- [EXERCISE DESCRIPTION]
Copy out each entry precisely; no image belongs in the result.

(Dataset items)
**********
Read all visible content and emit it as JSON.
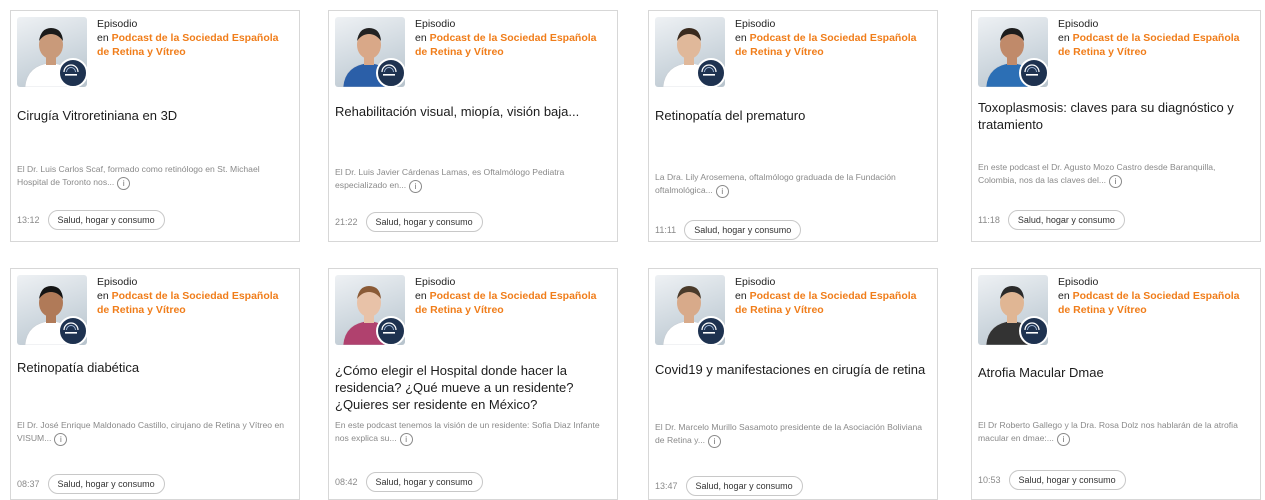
{
  "labels": {
    "kind": "Episodio",
    "en": "en"
  },
  "icons": {
    "logo": "seorv-logo-icon",
    "info": "info-icon"
  },
  "colors": {
    "accent": "#f07d1a",
    "badge": "#1e3250"
  },
  "cards": [
    {
      "podcast": "Podcast de la Sociedad Española de Retina y Vítreo",
      "title": "Cirugía Vitroretiniana en 3D",
      "description": "El Dr. Luis Carlos Scaf, formado como retinólogo en St. Michael Hospital de Toronto nos...",
      "duration": "13:12",
      "category": "Salud, hogar y consumo"
    },
    {
      "podcast": "Podcast de la Sociedad Española de Retina y Vítreo",
      "title": "Rehabilitación visual, miopía, visión baja...",
      "description": "El Dr. Luis Javier Cárdenas Lamas, es Oftalmólogo Pediatra especializado en...",
      "duration": "21:22",
      "category": "Salud, hogar y consumo"
    },
    {
      "podcast": "Podcast de la Sociedad Española de Retina y Vítreo",
      "title": "Retinopatía del prematuro",
      "description": "La Dra. Lily Arosemena, oftalmólogo graduada de la Fundación oftalmológica...",
      "duration": "11:11",
      "category": "Salud, hogar y consumo"
    },
    {
      "podcast": "Podcast de la Sociedad Española de Retina y Vítreo",
      "title": "Toxoplasmosis: claves para su diagnóstico y tratamiento",
      "description": "En este podcast el Dr. Agusto Mozo Castro desde Baranquilla, Colombia, nos da las claves del...",
      "duration": "11:18",
      "category": "Salud, hogar y consumo"
    },
    {
      "podcast": "Podcast de la Sociedad Española de Retina y Vítreo",
      "title": "Retinopatía diabética",
      "description": "El Dr. José Enrique Maldonado Castillo, cirujano de Retina y Vítreo en VISUM...",
      "duration": "08:37",
      "category": "Salud, hogar y consumo"
    },
    {
      "podcast": "Podcast de la Sociedad Española de Retina y Vítreo",
      "title": "¿Cómo elegir el Hospital donde hacer la residencia? ¿Qué mueve a un residente? ¿Quieres ser residente en México?",
      "description": "En este podcast tenemos la visión de un residente: Sofia Diaz Infante nos explica su...",
      "duration": "08:42",
      "category": "Salud, hogar y consumo"
    },
    {
      "podcast": "Podcast de la Sociedad Española de Retina y Vítreo",
      "title": "Covid19 y manifestaciones en cirugía de retina",
      "description": "El Dr. Marcelo Murillo Sasamoto presidente de la Asociación Boliviana de Retina y...",
      "duration": "13:47",
      "category": "Salud, hogar y consumo"
    },
    {
      "podcast": "Podcast de la Sociedad Española de Retina y Vítreo",
      "title": "Atrofia Macular Dmae",
      "description": "El Dr Roberto Gallego y la Dra. Rosa Dolz nos hablarán de la atrofia macular en dmae:...",
      "duration": "10:53",
      "category": "Salud, hogar y consumo"
    }
  ]
}
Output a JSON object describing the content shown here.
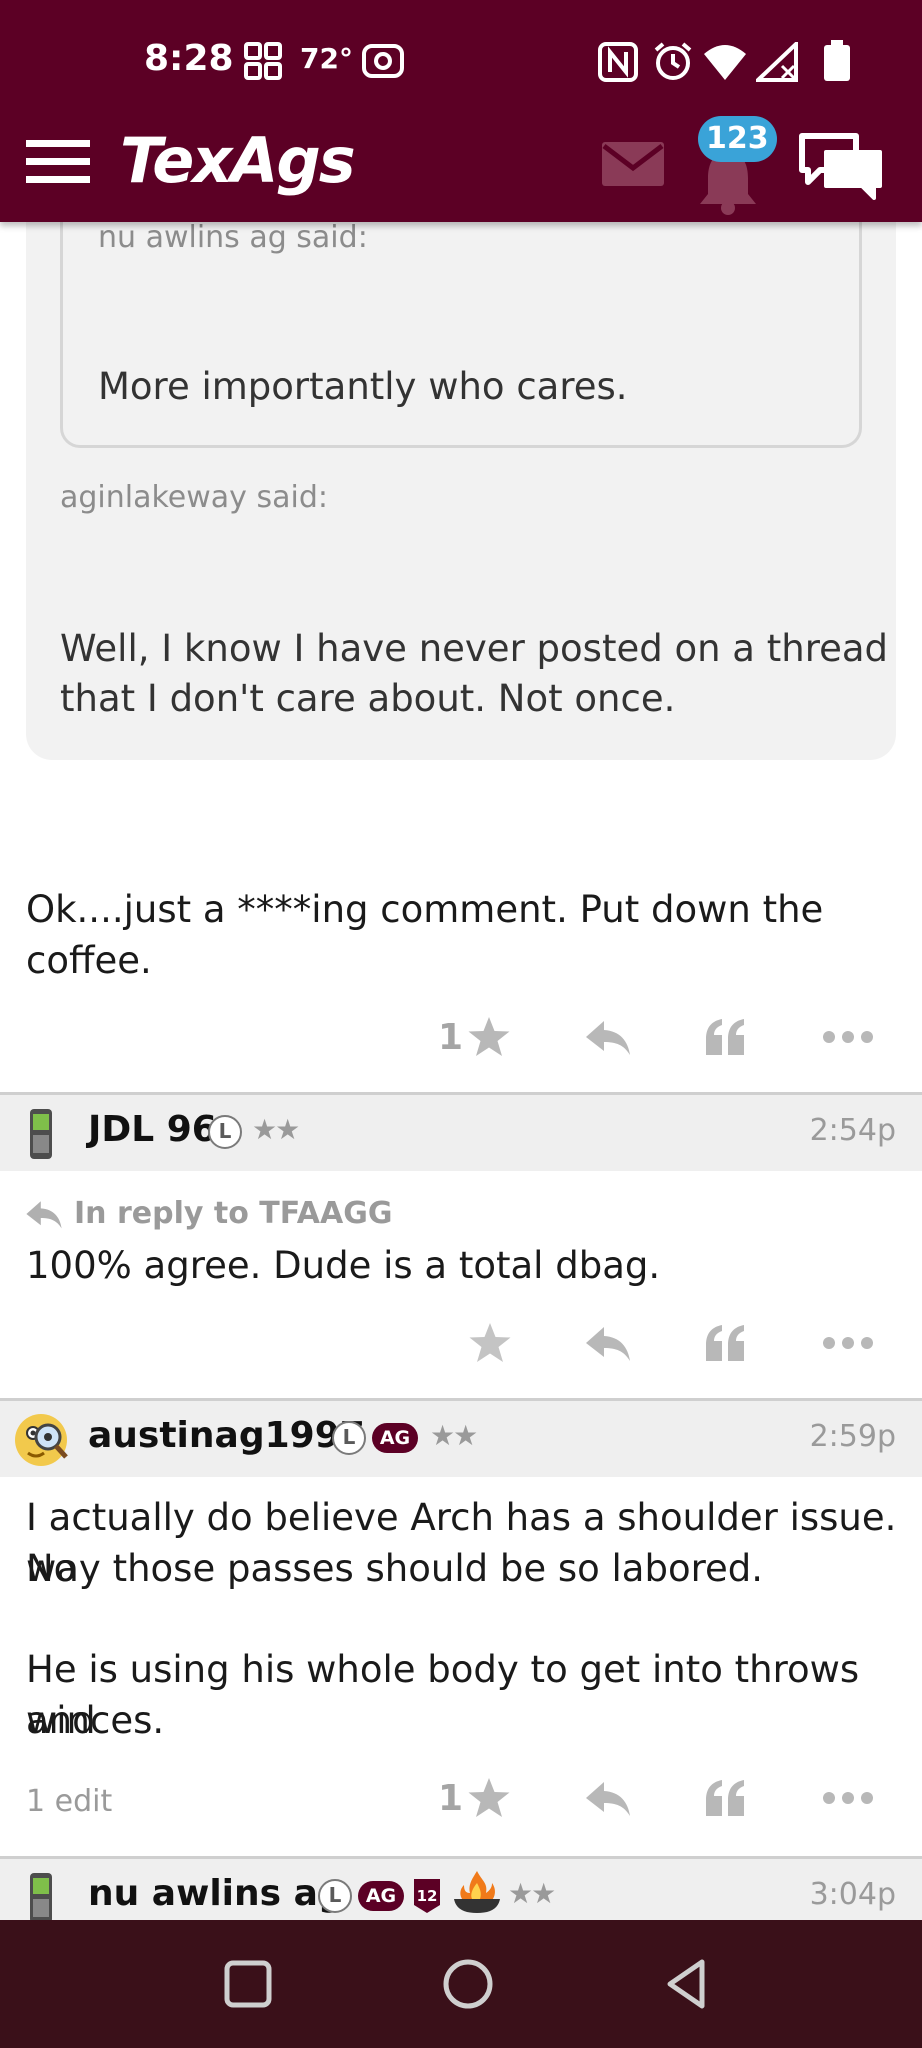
{
  "status_bar": {
    "time": "8:28",
    "temperature": "72°"
  },
  "app_bar": {
    "logo": "TexAgs",
    "notification_count": "123",
    "colors": {
      "brand": "#5c0025",
      "badge": "#3aa3d8"
    }
  },
  "quote": {
    "nested_author": "nu awlins ag said:",
    "nested_text": "More importantly who cares.",
    "author": "aginlakeway said:",
    "text_line1": "Well, I know I have never posted on a thread",
    "text_line2": "that I don't care about. Not once."
  },
  "posts": [
    {
      "body_line1": "Ok....just a ****ing comment. Put down the",
      "body_line2": "coffee.",
      "star_count": "1"
    },
    {
      "username": "JDL 96",
      "badge_l": "L",
      "stars": "★★",
      "time": "2:54p",
      "reply_to": "In reply to TFAAGG",
      "body_line1": "100% agree. Dude is a total dbag."
    },
    {
      "username": "austinag1997",
      "badge_l": "L",
      "badge_ag": "AG",
      "stars": "★★",
      "time": "2:59p",
      "body_line1": "I actually do believe Arch has a shoulder issue. No",
      "body_line2": "way those passes should be so labored.",
      "body_line3": "He is using his whole body to get into throws and",
      "body_line4": "winces.",
      "edit_note": "1 edit",
      "star_count": "1"
    },
    {
      "username": "nu awlins ag",
      "badge_l": "L",
      "badge_ag": "AG",
      "stars": "★★",
      "time": "3:04p"
    }
  ]
}
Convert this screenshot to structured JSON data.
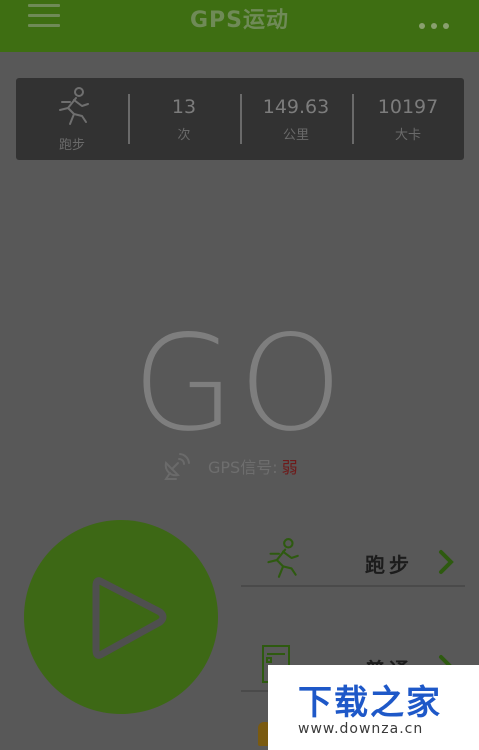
{
  "header": {
    "title": "GPS运动"
  },
  "stats": {
    "mode_label": "跑步",
    "times_value": "13",
    "times_unit": "次",
    "distance_value": "149.63",
    "distance_unit": "公里",
    "calories_value": "10197",
    "calories_unit": "大卡"
  },
  "main": {
    "go_text": "GO",
    "gps_label": "GPS信号:",
    "gps_strength": "弱"
  },
  "modes": [
    {
      "label": "跑步",
      "icon": "runner-icon"
    },
    {
      "label": "普通",
      "icon": "document-icon"
    }
  ],
  "watermark": {
    "title": "下载之家",
    "url": "www.downza.cn"
  },
  "colors": {
    "header_bg": "#3e6e12",
    "start_button": "#3d6815",
    "accent_green": "#2e5a10",
    "weak_signal": "#6e1a1a",
    "watermark_blue": "#1e58c8"
  }
}
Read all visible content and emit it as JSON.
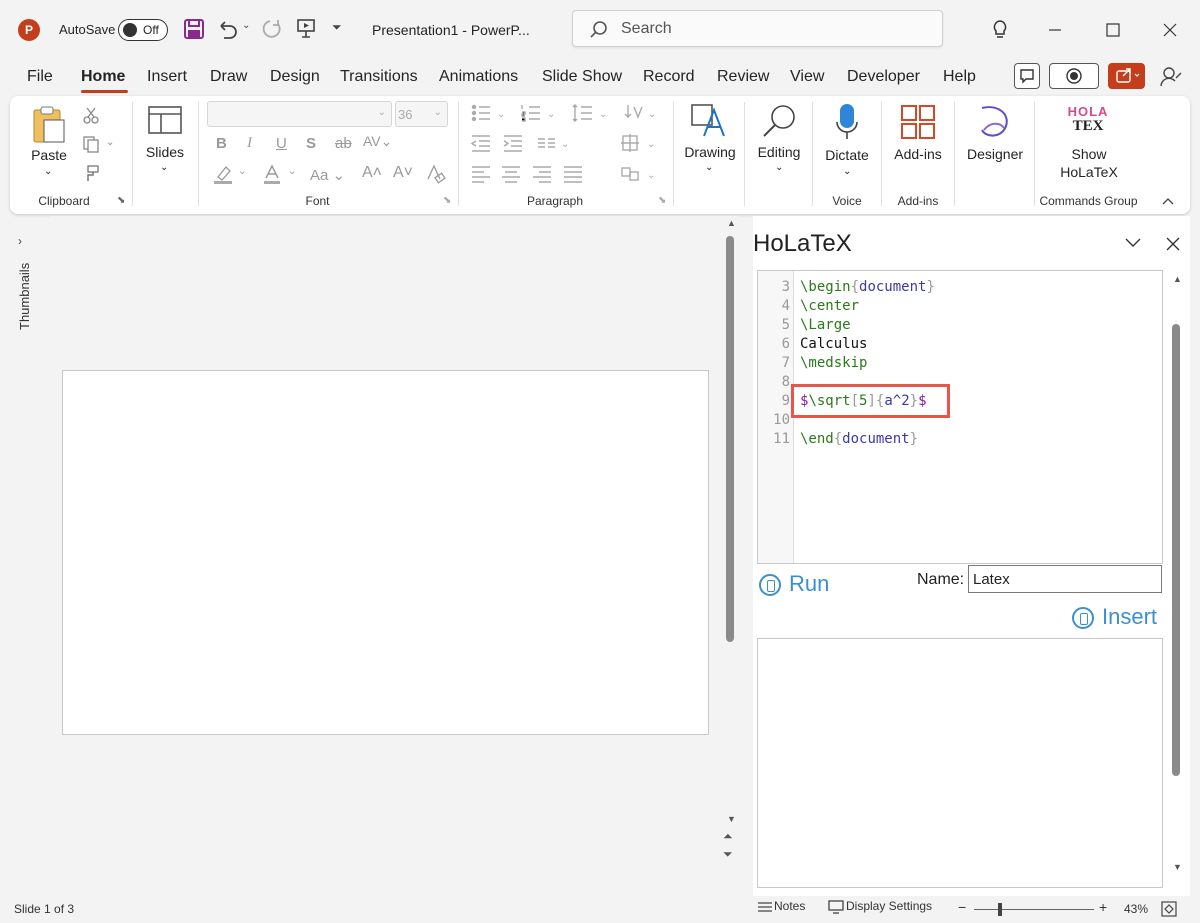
{
  "titlebar": {
    "app_icon": "P",
    "autosave_label": "AutoSave",
    "autosave_state": "Off",
    "doc_title": "Presentation1  -  PowerP...",
    "search_placeholder": "Search"
  },
  "menu": {
    "items": [
      "File",
      "Home",
      "Insert",
      "Draw",
      "Design",
      "Transitions",
      "Animations",
      "Slide Show",
      "Record",
      "Review",
      "View",
      "Developer",
      "Help"
    ],
    "active": "Home"
  },
  "ribbon": {
    "clipboard": {
      "paste": "Paste",
      "group": "Clipboard"
    },
    "slides": {
      "label": "Slides"
    },
    "font": {
      "group": "Font",
      "size": "36",
      "case_label": "Aa"
    },
    "paragraph": {
      "group": "Paragraph"
    },
    "drawing": {
      "label": "Drawing"
    },
    "editing": {
      "label": "Editing"
    },
    "voice": {
      "label": "Dictate",
      "group": "Voice"
    },
    "addins": {
      "label": "Add-ins",
      "group": "Add-ins"
    },
    "designer": {
      "label": "Designer"
    },
    "holatex": {
      "label_line1": "Show",
      "label_line2": "HoLaTeX",
      "group": "Commands Group",
      "logo_top": "HOLA",
      "logo_bottom": "TEX"
    }
  },
  "thumbnails": {
    "label": "Thumbnails"
  },
  "pane": {
    "title": "HoLaTeX",
    "code_lines": [
      {
        "n": "3"
      },
      {
        "n": "4"
      },
      {
        "n": "5"
      },
      {
        "n": "6"
      },
      {
        "n": "7"
      },
      {
        "n": "8"
      },
      {
        "n": "9"
      },
      {
        "n": "10"
      },
      {
        "n": "11"
      }
    ],
    "code": {
      "l3_cmd": "\\begin",
      "l3_arg": "document",
      "l4": "\\center",
      "l5": "\\Large",
      "l6": "Calculus",
      "l7": "\\medskip",
      "l9_dollar1": "$",
      "l9_cmd": "\\sqrt",
      "l9_opt": "5",
      "l9_arg": "a^2",
      "l9_dollar2": "$",
      "l11_cmd": "\\end",
      "l11_arg": "document"
    },
    "run_label": "Run",
    "name_label": "Name:",
    "name_value": "Latex",
    "insert_label": "Insert"
  },
  "status": {
    "slide": "Slide 1 of 3",
    "notes": "Notes",
    "display": "Display Settings",
    "zoom": "43%",
    "zoom_minus": "−",
    "zoom_plus": "+",
    "zoom_level": 0.43
  },
  "colors": {
    "accent": "#c43e1c",
    "link": "#3b8fd3",
    "highlight": "#e8554a"
  }
}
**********
- [RESULT BELOW]
Read all visible content and emit it as JSON.
{
  "labels": {
    "kind": "Episodio",
    "en": "en"
  },
  "icons": {
    "logo": "seorv-logo-icon",
    "info": "info-icon"
  },
  "colors": {
    "accent": "#f07d1a",
    "badge": "#1e3250"
  },
  "cards": [
    {
      "podcast": "Podcast de la Sociedad Española de Retina y Vítreo",
      "title": "Cirugía Vitroretiniana en 3D",
      "description": "El Dr. Luis Carlos Scaf, formado como retinólogo en St. Michael Hospital de Toronto nos...",
      "duration": "13:12",
      "category": "Salud, hogar y consumo"
    },
    {
      "podcast": "Podcast de la Sociedad Española de Retina y Vítreo",
      "title": "Rehabilitación visual, miopía, visión baja...",
      "description": "El Dr. Luis Javier Cárdenas Lamas, es Oftalmólogo Pediatra especializado en...",
      "duration": "21:22",
      "category": "Salud, hogar y consumo"
    },
    {
      "podcast": "Podcast de la Sociedad Española de Retina y Vítreo",
      "title": "Retinopatía del prematuro",
      "description": "La Dra. Lily Arosemena, oftalmólogo graduada de la Fundación oftalmológica...",
      "duration": "11:11",
      "category": "Salud, hogar y consumo"
    },
    {
      "podcast": "Podcast de la Sociedad Española de Retina y Vítreo",
      "title": "Toxoplasmosis: claves para su diagnóstico y tratamiento",
      "description": "En este podcast el Dr. Agusto Mozo Castro desde Baranquilla, Colombia, nos da las claves del...",
      "duration": "11:18",
      "category": "Salud, hogar y consumo"
    },
    {
      "podcast": "Podcast de la Sociedad Española de Retina y Vítreo",
      "title": "Retinopatía diabética",
      "description": "El Dr. José Enrique Maldonado Castillo, cirujano de Retina y Vítreo en VISUM...",
      "duration": "08:37",
      "category": "Salud, hogar y consumo"
    },
    {
      "podcast": "Podcast de la Sociedad Española de Retina y Vítreo",
      "title": "¿Cómo elegir el Hospital donde hacer la residencia? ¿Qué mueve a un residente? ¿Quieres ser residente en México?",
      "description": "En este podcast tenemos la visión de un residente: Sofia Diaz Infante nos explica su...",
      "duration": "08:42",
      "category": "Salud, hogar y consumo"
    },
    {
      "podcast": "Podcast de la Sociedad Española de Retina y Vítreo",
      "title": "Covid19 y manifestaciones en cirugía de retina",
      "description": "El Dr. Marcelo Murillo Sasamoto presidente de la Asociación Boliviana de Retina y...",
      "duration": "13:47",
      "category": "Salud, hogar y consumo"
    },
    {
      "podcast": "Podcast de la Sociedad Española de Retina y Vítreo",
      "title": "Atrofia Macular Dmae",
      "description": "El Dr Roberto Gallego y la Dra. Rosa Dolz nos hablarán de la atrofia macular en dmae:...",
      "duration": "10:53",
      "category": "Salud, hogar y consumo"
    }
  ]
}
Output a JSON object describing the content shown here.
{
  "status_bar": {
    "time": "8:28",
    "temperature": "72°"
  },
  "app_bar": {
    "logo": "TexAgs",
    "notification_count": "123",
    "colors": {
      "brand": "#5c0025",
      "badge": "#3aa3d8"
    }
  },
  "quote": {
    "nested_author": "nu awlins ag said:",
    "nested_text": "More importantly who cares.",
    "author": "aginlakeway said:",
    "text_line1": "Well, I know I have never posted on a thread",
    "text_line2": "that I don't care about. Not once."
  },
  "posts": [
    {
      "body_line1": "Ok....just a ****ing comment. Put down the",
      "body_line2": "coffee.",
      "star_count": "1"
    },
    {
      "username": "JDL 96",
      "badge_l": "L",
      "stars": "★★",
      "time": "2:54p",
      "reply_to": "In reply to TFAAGG",
      "body_line1": "100% agree. Dude is a total dbag."
    },
    {
      "username": "austinag1997",
      "badge_l": "L",
      "badge_ag": "AG",
      "stars": "★★",
      "time": "2:59p",
      "body_line1": "I actually do believe Arch has a shoulder issue. No",
      "body_line2": "way those passes should be so labored.",
      "body_line3": "He is using his whole body to get into throws and",
      "body_line4": "winces.",
      "edit_note": "1 edit",
      "star_count": "1"
    },
    {
      "username": "nu awlins ag",
      "badge_l": "L",
      "badge_ag": "AG",
      "stars": "★★",
      "time": "3:04p"
    }
  ]
}
Convert this screenshot to structured JSON data.
{
  "header": {
    "title": "GPS运动"
  },
  "stats": {
    "mode_label": "跑步",
    "times_value": "13",
    "times_unit": "次",
    "distance_value": "149.63",
    "distance_unit": "公里",
    "calories_value": "10197",
    "calories_unit": "大卡"
  },
  "main": {
    "go_text": "GO",
    "gps_label": "GPS信号:",
    "gps_strength": "弱"
  },
  "modes": [
    {
      "label": "跑步",
      "icon": "runner-icon"
    },
    {
      "label": "普通",
      "icon": "document-icon"
    }
  ],
  "watermark": {
    "title": "下载之家",
    "url": "www.downza.cn"
  },
  "colors": {
    "header_bg": "#3e6e12",
    "start_button": "#3d6815",
    "accent_green": "#2e5a10",
    "weak_signal": "#6e1a1a",
    "watermark_blue": "#1e58c8"
  }
}
Read all visible content and emit it as JSON.
{
  "titlebar": {
    "app_icon": "P",
    "autosave_label": "AutoSave",
    "autosave_state": "Off",
    "doc_title": "Presentation1  -  PowerP...",
    "search_placeholder": "Search"
  },
  "menu": {
    "items": [
      "File",
      "Home",
      "Insert",
      "Draw",
      "Design",
      "Transitions",
      "Animations",
      "Slide Show",
      "Record",
      "Review",
      "View",
      "Developer",
      "Help"
    ],
    "active": "Home"
  },
  "ribbon": {
    "clipboard": {
      "paste": "Paste",
      "group": "Clipboard"
    },
    "slides": {
      "label": "Slides"
    },
    "font": {
      "group": "Font",
      "size": "36",
      "case_label": "Aa"
    },
    "paragraph": {
      "group": "Paragraph"
    },
    "drawing": {
      "label": "Drawing"
    },
    "editing": {
      "label": "Editing"
    },
    "voice": {
      "label": "Dictate",
      "group": "Voice"
    },
    "addins": {
      "label": "Add-ins",
      "group": "Add-ins"
    },
    "designer": {
      "label": "Designer"
    },
    "holatex": {
      "label_line1": "Show",
      "label_line2": "HoLaTeX",
      "group": "Commands Group",
      "logo_top": "HOLA",
      "logo_bottom": "TEX"
    }
  },
  "thumbnails": {
    "label": "Thumbnails"
  },
  "pane": {
    "title": "HoLaTeX",
    "code_lines": [
      {
        "n": "3"
      },
      {
        "n": "4"
      },
      {
        "n": "5"
      },
      {
        "n": "6"
      },
      {
        "n": "7"
      },
      {
        "n": "8"
      },
      {
        "n": "9"
      },
      {
        "n": "10"
      },
      {
        "n": "11"
      }
    ],
    "code": {
      "l3_cmd": "\\begin",
      "l3_arg": "document",
      "l4": "\\center",
      "l5": "\\Large",
      "l6": "Calculus",
      "l7": "\\medskip",
      "l9_dollar1": "$",
      "l9_cmd": "\\sqrt",
      "l9_opt": "5",
      "l9_arg": "a^2",
      "l9_dollar2": "$",
      "l11_cmd": "\\end",
      "l11_arg": "document"
    },
    "run_label": "Run",
    "name_label": "Name:",
    "name_value": "Latex",
    "insert_label": "Insert"
  },
  "status": {
    "slide": "Slide 1 of 3",
    "notes": "Notes",
    "display": "Display Settings",
    "zoom": "43%",
    "zoom_minus": "−",
    "zoom_plus": "+",
    "zoom_level": 0.43
  },
  "colors": {
    "accent": "#c43e1c",
    "link": "#3b8fd3",
    "highlight": "#e8554a"
  }
}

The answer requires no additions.